Stored data entries
· · ·

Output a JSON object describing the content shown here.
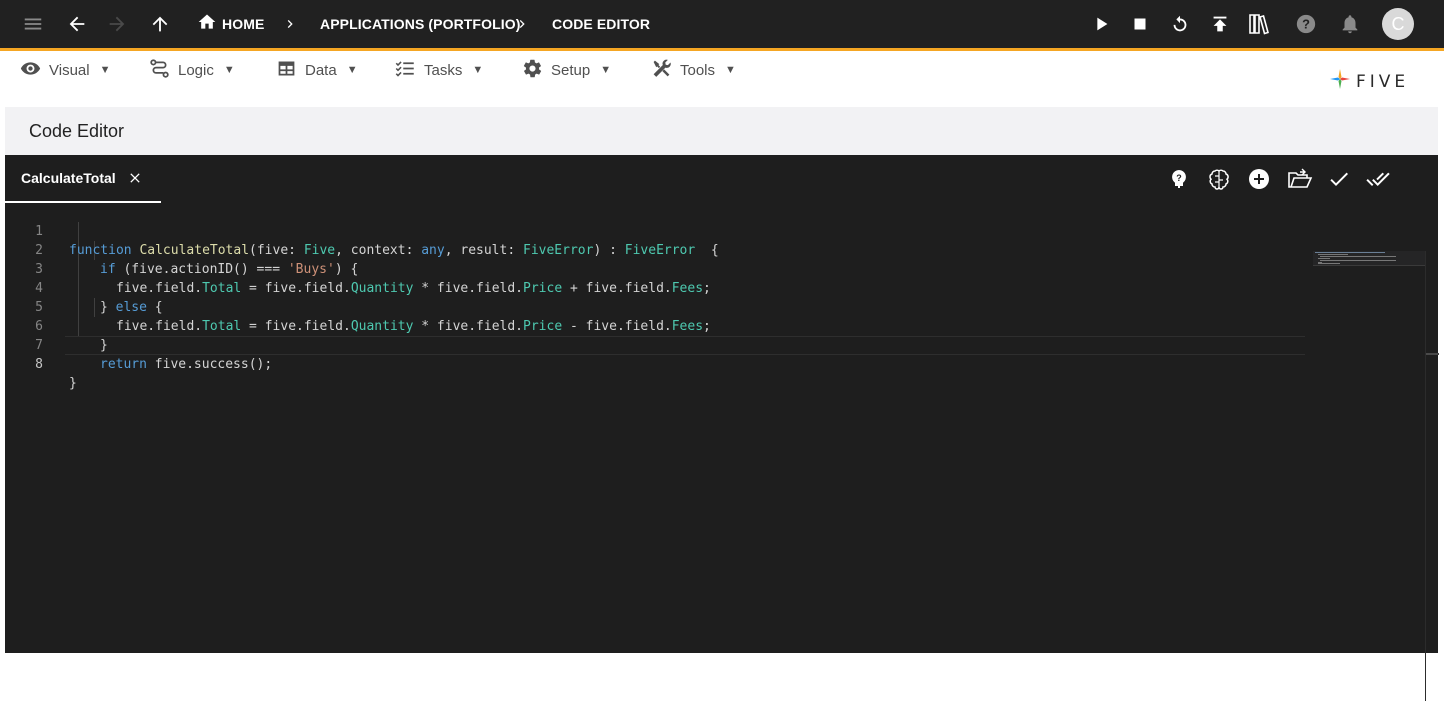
{
  "topbar": {
    "breadcrumbs": [
      "HOME",
      "APPLICATIONS (PORTFOLIO)",
      "CODE EDITOR"
    ],
    "avatar_initial": "C",
    "accent_color": "#f5a623",
    "bg_color": "#212121"
  },
  "menu": {
    "items": [
      {
        "label": "Visual",
        "icon": "eye-icon"
      },
      {
        "label": "Logic",
        "icon": "logic-flow-icon"
      },
      {
        "label": "Data",
        "icon": "table-icon"
      },
      {
        "label": "Tasks",
        "icon": "checklist-icon"
      },
      {
        "label": "Setup",
        "icon": "gear-icon"
      },
      {
        "label": "Tools",
        "icon": "tools-icon"
      }
    ],
    "caret": "▼"
  },
  "logo": {
    "text": "FIVE"
  },
  "page": {
    "title": "Code Editor"
  },
  "editor": {
    "tab_label": "CalculateTotal",
    "line_numbers": [
      "1",
      "2",
      "3",
      "4",
      "5",
      "6",
      "7",
      "8"
    ],
    "active_line": "8",
    "toolbar_icons": [
      "help-bulb-icon",
      "brain-icon",
      "add-circle-icon",
      "open-folder-icon",
      "check-icon",
      "double-check-icon"
    ],
    "code": {
      "l1": {
        "t1": "function",
        "t2": "CalculateTotal",
        "t3": "(five: ",
        "t4": "Five",
        "t5": ", context: ",
        "t6": "any",
        "t7": ", result: ",
        "t8": "FiveError",
        "t9": ") : ",
        "t10": "FiveError",
        "t11": "  {"
      },
      "l2": {
        "t1": "if",
        "t2": " (five.actionID() === ",
        "t3": "'Buys'",
        "t4": ") {"
      },
      "l3": {
        "t1": "five.field.",
        "t2": "Total",
        "t3": " = five.field.",
        "t4": "Quantity",
        "t5": " * five.field.",
        "t6": "Price",
        "t7": " + five.field.",
        "t8": "Fees",
        "t9": ";"
      },
      "l4": {
        "t1": "} ",
        "t2": "else",
        "t3": " {"
      },
      "l5": {
        "t1": "five.field.",
        "t2": "Total",
        "t3": " = five.field.",
        "t4": "Quantity",
        "t5": " * five.field.",
        "t6": "Price",
        "t7": " - five.field.",
        "t8": "Fees",
        "t9": ";"
      },
      "l6": {
        "t1": "}"
      },
      "l7": {
        "t1": "return",
        "t2": " five.success();"
      },
      "l8": {
        "t1": "}"
      }
    }
  }
}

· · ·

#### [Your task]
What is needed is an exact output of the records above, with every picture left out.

#### [Output of the task]
Output a JSON object describing the content shown here.
{
  "topbar": {
    "breadcrumbs": [
      "HOME",
      "APPLICATIONS (PORTFOLIO)",
      "CODE EDITOR"
    ],
    "avatar_initial": "C",
    "accent_color": "#f5a623",
    "bg_color": "#212121"
  },
  "menu": {
    "items": [
      {
        "label": "Visual",
        "icon": "eye-icon"
      },
      {
        "label": "Logic",
        "icon": "logic-flow-icon"
      },
      {
        "label": "Data",
        "icon": "table-icon"
      },
      {
        "label": "Tasks",
        "icon": "checklist-icon"
      },
      {
        "label": "Setup",
        "icon": "gear-icon"
      },
      {
        "label": "Tools",
        "icon": "tools-icon"
      }
    ],
    "caret": "▼"
  },
  "logo": {
    "text": "FIVE"
  },
  "page": {
    "title": "Code Editor"
  },
  "editor": {
    "tab_label": "CalculateTotal",
    "line_numbers": [
      "1",
      "2",
      "3",
      "4",
      "5",
      "6",
      "7",
      "8"
    ],
    "active_line": "8",
    "toolbar_icons": [
      "help-bulb-icon",
      "brain-icon",
      "add-circle-icon",
      "open-folder-icon",
      "check-icon",
      "double-check-icon"
    ],
    "code": {
      "l1": {
        "t1": "function",
        "t2": "CalculateTotal",
        "t3": "(five: ",
        "t4": "Five",
        "t5": ", context: ",
        "t6": "any",
        "t7": ", result: ",
        "t8": "FiveError",
        "t9": ") : ",
        "t10": "FiveError",
        "t11": "  {"
      },
      "l2": {
        "t1": "if",
        "t2": " (five.actionID() === ",
        "t3": "'Buys'",
        "t4": ") {"
      },
      "l3": {
        "t1": "five.field.",
        "t2": "Total",
        "t3": " = five.field.",
        "t4": "Quantity",
        "t5": " * five.field.",
        "t6": "Price",
        "t7": " + five.field.",
        "t8": "Fees",
        "t9": ";"
      },
      "l4": {
        "t1": "} ",
        "t2": "else",
        "t3": " {"
      },
      "l5": {
        "t1": "five.field.",
        "t2": "Total",
        "t3": " = five.field.",
        "t4": "Quantity",
        "t5": " * five.field.",
        "t6": "Price",
        "t7": " - five.field.",
        "t8": "Fees",
        "t9": ";"
      },
      "l6": {
        "t1": "}"
      },
      "l7": {
        "t1": "return",
        "t2": " five.success();"
      },
      "l8": {
        "t1": "}"
      }
    }
  }
}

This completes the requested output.